progress occurs too rapidly. They had 60% unemployment and it took 80
years to recover.
Well there goes that 5% down the shitter.
The same amount of progress spread out over as little as a decade
would have been painful, but not catastrophic. Machines came in fast;
the Industrial Revolution actually happened late, with all of the
technology made and ready-to-go a good 20 years before everyone woke
up and decided to start actually implementing all of these advanced
manufactories. Today, we're more-agile and tend to spread things like
that because businesses have a wide breadth of choice over how much
risk to take, and some will move slow while others move fast.
So the invisible hand is more agile?
We have 3.5 million truckers and taxi drivers in America. If the DOT
immediately creates regulatory processes to enable self-driving cars
to operate, then these truckers and taxi drivers will lose their jobs
over the next 5-10 years as self-driving vehicles proliferate. Over as
little as 5 years, that's as little as 0.03% unemployment per month or
0.46% per year. Meanwhile Uber and freight get cheaper--and freight
accounts for around 50% of the cost of a lot of goods like food;
consumer purchasing power increases continuously over these 5 years,
and the fluctuation is easily buffed-out by every other economic
factor besides. The peak uptick in unemployment probably won't even
In your terms, if we can transfer their labor to something else, we
What if the DOT waits 10 years, and then passes regulations?
Self-driving cars and trucks are ready to go. The new law passes and,
in a month, 10% of every freight job is gone--a sudden uptick of 0.23%
unemployment in a month Six months down the line, we've bumped
unemployment up 2.3%. An increase in unemployment by 2% in half a year
is an economic disaster--it's a huge market crash. We declared the
largest recession in 60 years before we saw that much of an increase
(and it continued up to a full 10% unemployment rate).
You're right it would be better to slow things down so that we can
transfer the labor.
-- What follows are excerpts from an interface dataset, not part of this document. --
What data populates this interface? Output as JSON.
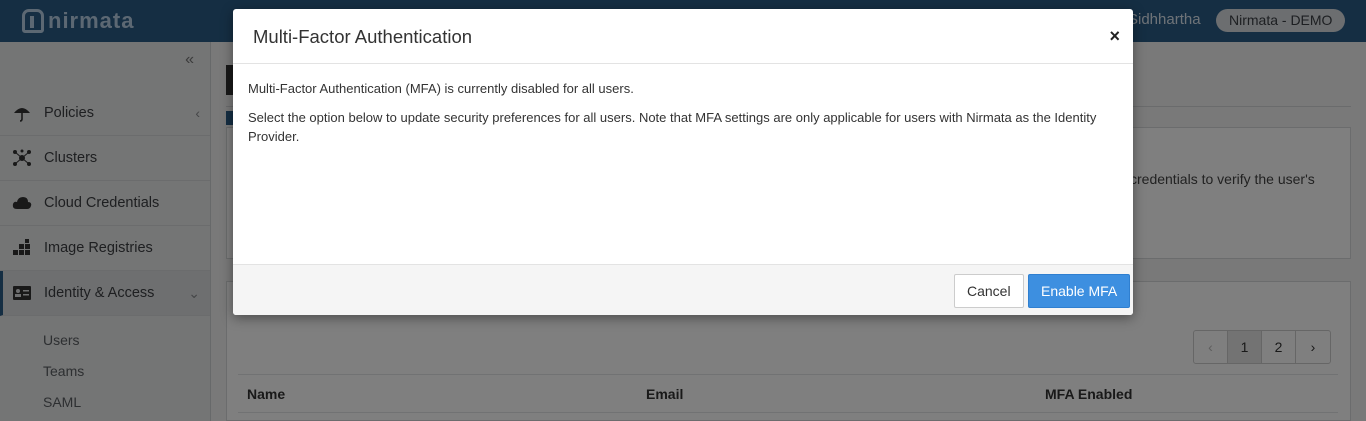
{
  "app": {
    "logo_text": "nirmata",
    "user_name": "Sidhhartha",
    "org_name": "Nirmata - DEMO"
  },
  "sidebar": {
    "collapse_icon": "double-chevron-left-icon",
    "items": [
      {
        "label": "Policies",
        "icon": "umbrella-icon"
      },
      {
        "label": "Clusters",
        "icon": "cluster-icon"
      },
      {
        "label": "Cloud Credentials",
        "icon": "cloud-icon"
      },
      {
        "label": "Image Registries",
        "icon": "registry-icon"
      },
      {
        "label": "Identity & Access",
        "icon": "id-card-icon"
      }
    ],
    "sub_items": [
      "Users",
      "Teams",
      "SAML"
    ]
  },
  "main": {
    "info_text": "credentials to verify the user's",
    "pagination": {
      "prev": "‹",
      "pages": [
        "1",
        "2"
      ],
      "next": "›",
      "current": "1"
    },
    "table_headers": [
      "Name",
      "Email",
      "MFA Enabled"
    ]
  },
  "modal": {
    "title": "Multi-Factor Authentication",
    "close_label": "×",
    "body_line1": "Multi-Factor Authentication (MFA) is currently disabled for all users.",
    "body_line2": "Select the option below to update security preferences for all users. Note that MFA settings are only applicable for users with Nirmata as the Identity Provider.",
    "cancel_label": "Cancel",
    "enable_label": "Enable MFA"
  },
  "colors": {
    "topbar": "#2b5c86",
    "primary_button": "#3d8fe0"
  }
}
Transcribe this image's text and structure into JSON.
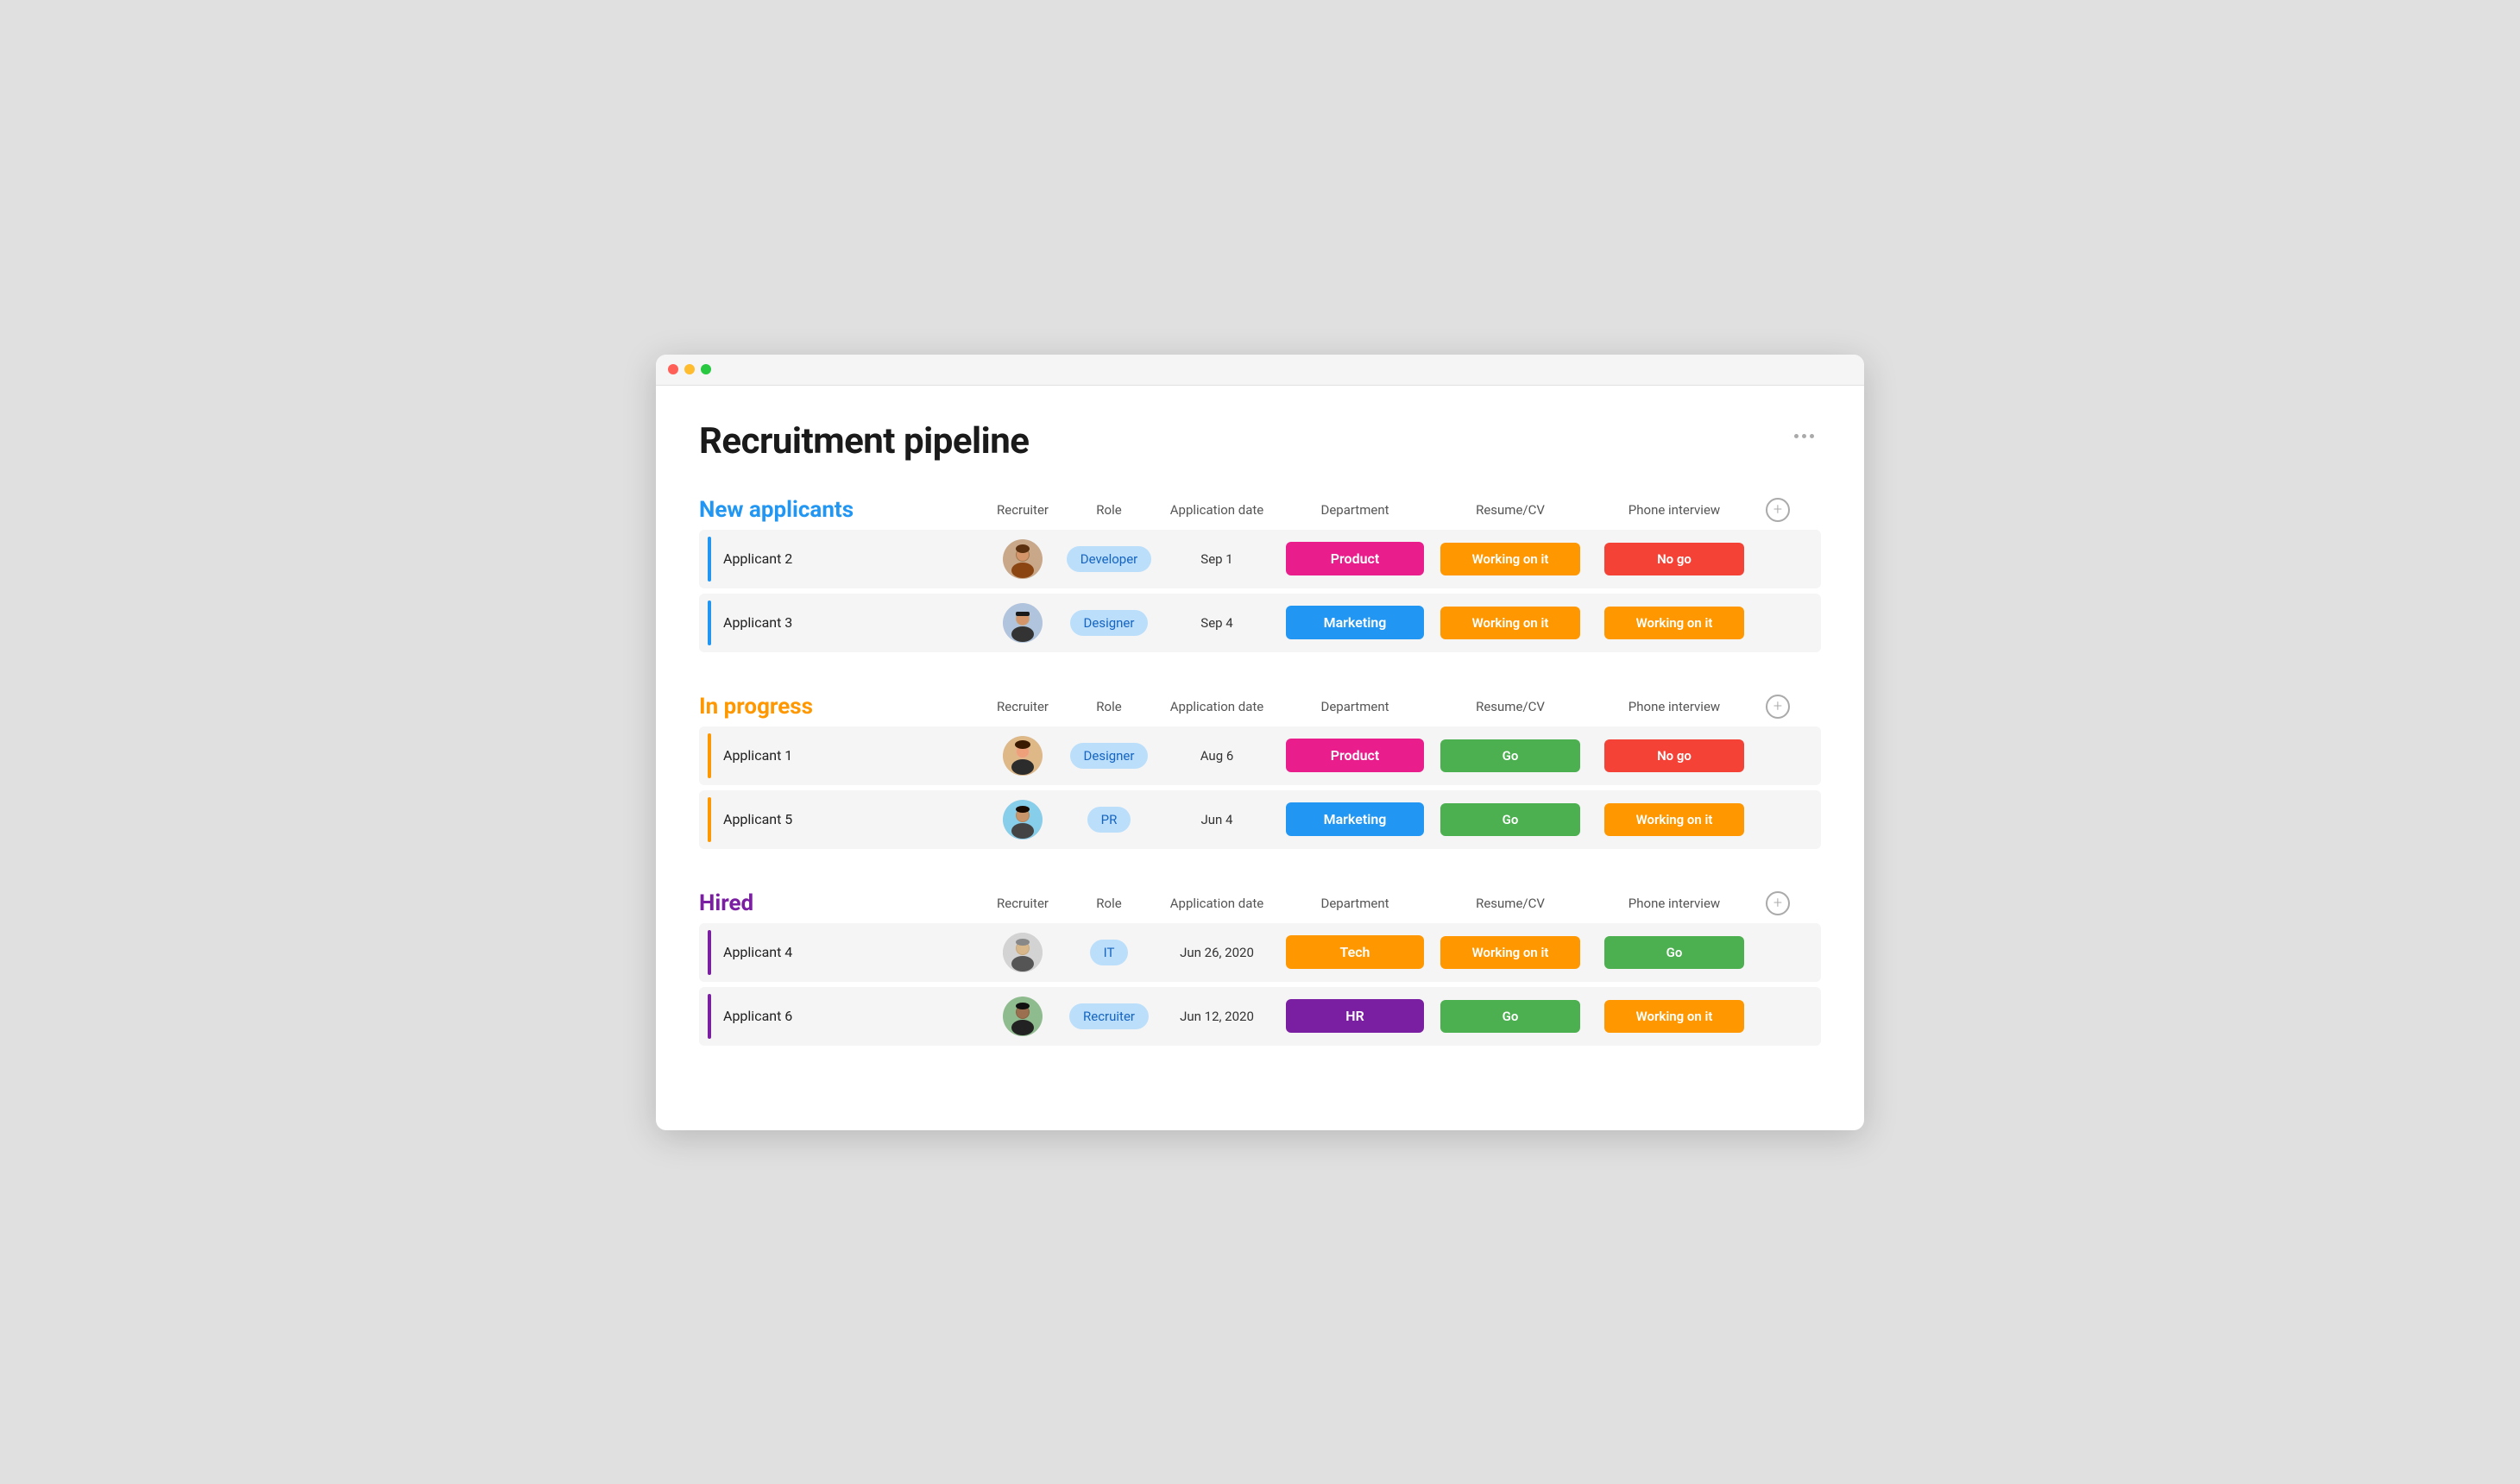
{
  "window": {
    "title": "Recruitment pipeline"
  },
  "page": {
    "title": "Recruitment pipeline",
    "more_icon": "more-horizontal-icon"
  },
  "columns": {
    "recruiter": "Recruiter",
    "role": "Role",
    "application_date": "Application date",
    "department": "Department",
    "resume_cv": "Resume/CV",
    "phone_interview": "Phone interview"
  },
  "sections": [
    {
      "id": "new-applicants",
      "title": "New applicants",
      "color_class": "blue",
      "bar_class": "bar-blue",
      "rows": [
        {
          "name": "Applicant 2",
          "recruiter_avatar": "female-1",
          "role": "Developer",
          "application_date": "Sep 1",
          "department": "Product",
          "department_class": "dept-product",
          "resume_cv": "Working on it",
          "resume_cv_class": "status-working",
          "phone_interview": "No go",
          "phone_interview_class": "status-nogo"
        },
        {
          "name": "Applicant 3",
          "recruiter_avatar": "male-1",
          "role": "Designer",
          "application_date": "Sep 4",
          "department": "Marketing",
          "department_class": "dept-marketing",
          "resume_cv": "Working on it",
          "resume_cv_class": "status-working",
          "phone_interview": "Working on it",
          "phone_interview_class": "status-working"
        }
      ]
    },
    {
      "id": "in-progress",
      "title": "In progress",
      "color_class": "orange",
      "bar_class": "bar-orange",
      "rows": [
        {
          "name": "Applicant 1",
          "recruiter_avatar": "female-2",
          "role": "Designer",
          "application_date": "Aug 6",
          "department": "Product",
          "department_class": "dept-product",
          "resume_cv": "Go",
          "resume_cv_class": "status-go",
          "phone_interview": "No go",
          "phone_interview_class": "status-nogo"
        },
        {
          "name": "Applicant 5",
          "recruiter_avatar": "male-2",
          "role": "PR",
          "application_date": "Jun 4",
          "department": "Marketing",
          "department_class": "dept-marketing",
          "resume_cv": "Go",
          "resume_cv_class": "status-go",
          "phone_interview": "Working on it",
          "phone_interview_class": "status-working"
        }
      ]
    },
    {
      "id": "hired",
      "title": "Hired",
      "color_class": "purple",
      "bar_class": "bar-purple",
      "rows": [
        {
          "name": "Applicant 4",
          "recruiter_avatar": "male-3",
          "role": "IT",
          "application_date": "Jun 26, 2020",
          "department": "Tech",
          "department_class": "dept-tech",
          "resume_cv": "Working on it",
          "resume_cv_class": "status-working",
          "phone_interview": "Go",
          "phone_interview_class": "status-go"
        },
        {
          "name": "Applicant 6",
          "recruiter_avatar": "male-4",
          "role": "Recruiter",
          "application_date": "Jun 12, 2020",
          "department": "HR",
          "department_class": "dept-hr",
          "resume_cv": "Go",
          "resume_cv_class": "status-go",
          "phone_interview": "Working on it",
          "phone_interview_class": "status-working"
        }
      ]
    }
  ]
}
Still there is no guarantee that this will always
be possible. In fact, the end game of technology is that humans will
not be needed. Technology is much faster than evolution.